Web page and app entries:

--------------------------------

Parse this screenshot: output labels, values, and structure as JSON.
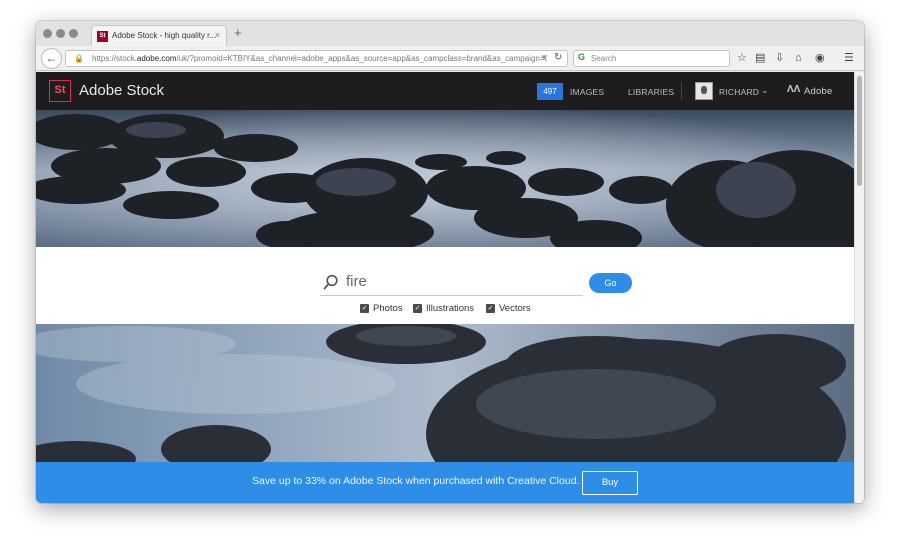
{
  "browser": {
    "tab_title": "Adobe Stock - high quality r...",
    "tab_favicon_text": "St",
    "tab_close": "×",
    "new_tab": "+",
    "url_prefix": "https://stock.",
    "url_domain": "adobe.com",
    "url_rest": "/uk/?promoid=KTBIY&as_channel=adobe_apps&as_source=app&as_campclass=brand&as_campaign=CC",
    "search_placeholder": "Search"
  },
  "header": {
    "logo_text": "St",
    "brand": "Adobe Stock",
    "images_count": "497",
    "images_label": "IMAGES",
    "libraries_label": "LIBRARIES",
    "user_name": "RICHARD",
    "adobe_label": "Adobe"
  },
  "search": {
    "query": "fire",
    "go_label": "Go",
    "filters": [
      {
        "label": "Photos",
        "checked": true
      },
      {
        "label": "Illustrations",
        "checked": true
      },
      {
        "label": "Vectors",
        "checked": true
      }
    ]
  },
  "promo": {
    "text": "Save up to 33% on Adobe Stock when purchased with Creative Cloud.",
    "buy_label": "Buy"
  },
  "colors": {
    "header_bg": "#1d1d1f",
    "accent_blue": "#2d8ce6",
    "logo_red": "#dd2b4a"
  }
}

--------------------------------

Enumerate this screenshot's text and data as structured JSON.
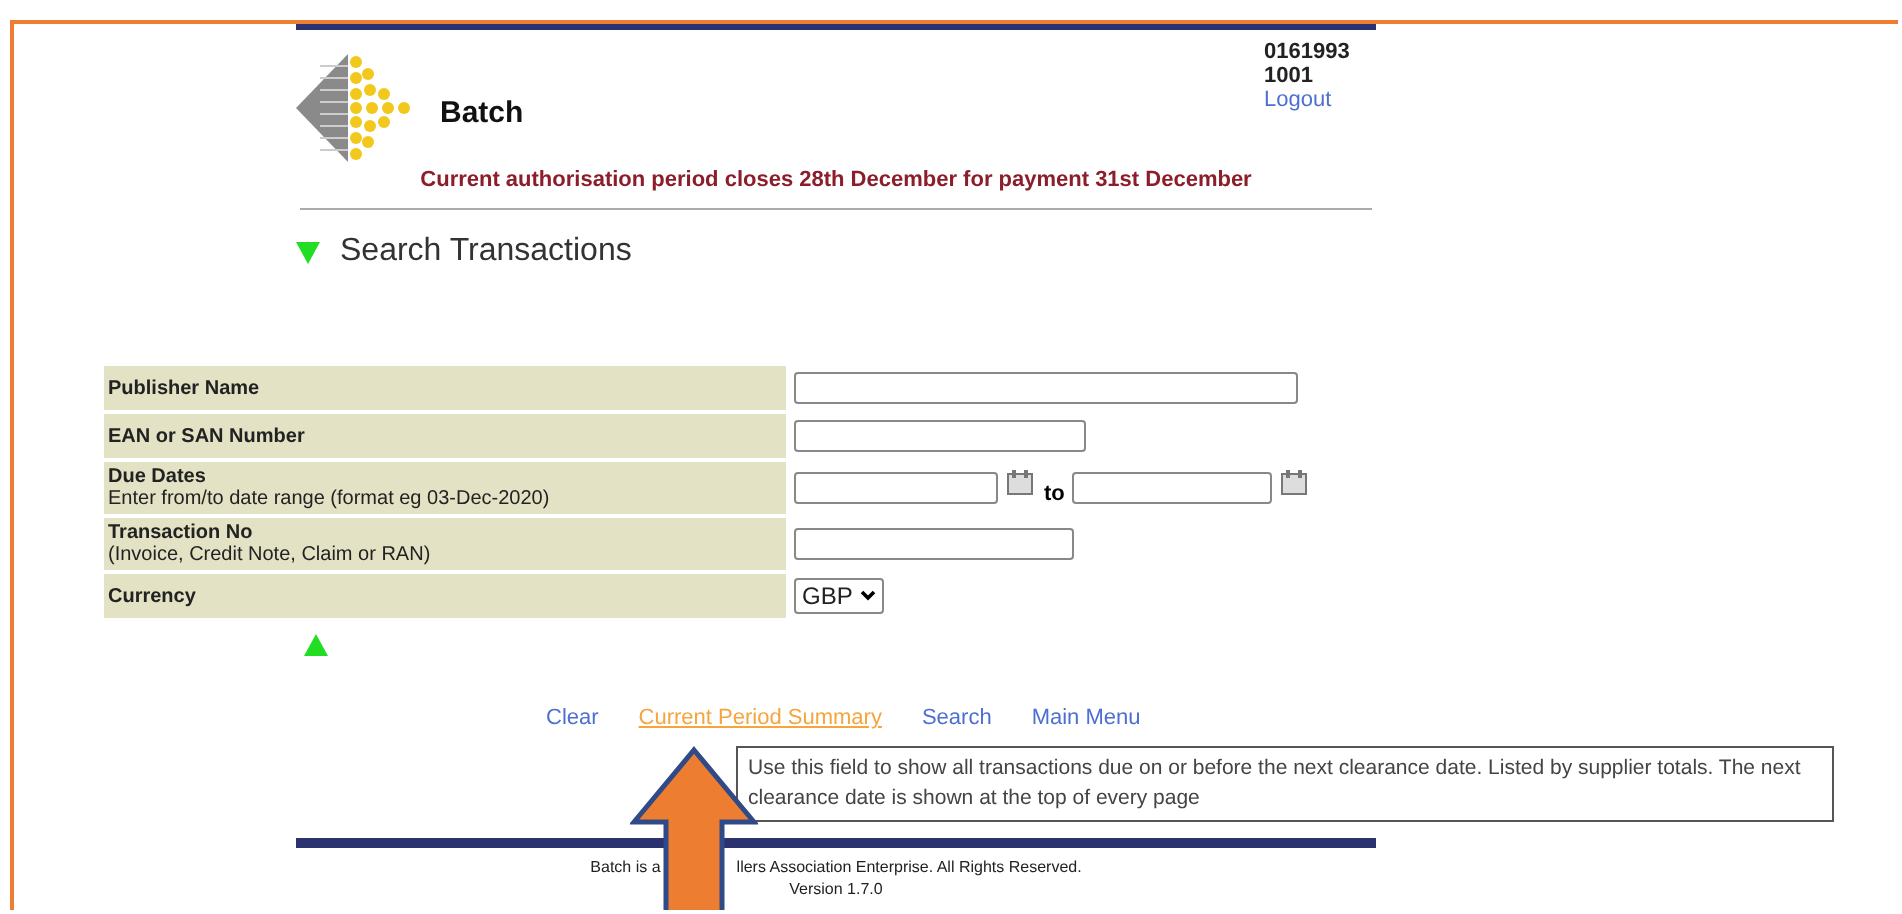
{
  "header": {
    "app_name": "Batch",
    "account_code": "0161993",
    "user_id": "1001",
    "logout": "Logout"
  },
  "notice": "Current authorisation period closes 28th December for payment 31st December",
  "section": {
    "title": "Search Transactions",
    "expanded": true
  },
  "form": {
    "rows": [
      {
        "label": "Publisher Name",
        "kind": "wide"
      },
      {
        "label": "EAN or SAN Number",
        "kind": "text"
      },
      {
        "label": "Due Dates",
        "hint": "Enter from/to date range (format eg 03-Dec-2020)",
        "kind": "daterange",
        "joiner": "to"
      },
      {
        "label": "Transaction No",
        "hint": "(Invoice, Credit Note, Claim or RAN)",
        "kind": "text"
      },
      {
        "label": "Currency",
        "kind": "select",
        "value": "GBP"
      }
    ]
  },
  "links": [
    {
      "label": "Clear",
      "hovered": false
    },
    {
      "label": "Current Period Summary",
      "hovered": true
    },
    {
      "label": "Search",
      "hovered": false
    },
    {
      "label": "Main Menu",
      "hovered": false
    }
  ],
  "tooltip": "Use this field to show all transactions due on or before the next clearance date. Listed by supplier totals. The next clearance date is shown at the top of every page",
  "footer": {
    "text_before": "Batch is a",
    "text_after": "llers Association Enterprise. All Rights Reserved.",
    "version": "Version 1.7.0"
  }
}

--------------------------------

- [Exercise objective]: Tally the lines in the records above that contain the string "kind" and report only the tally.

- [The answer]: 5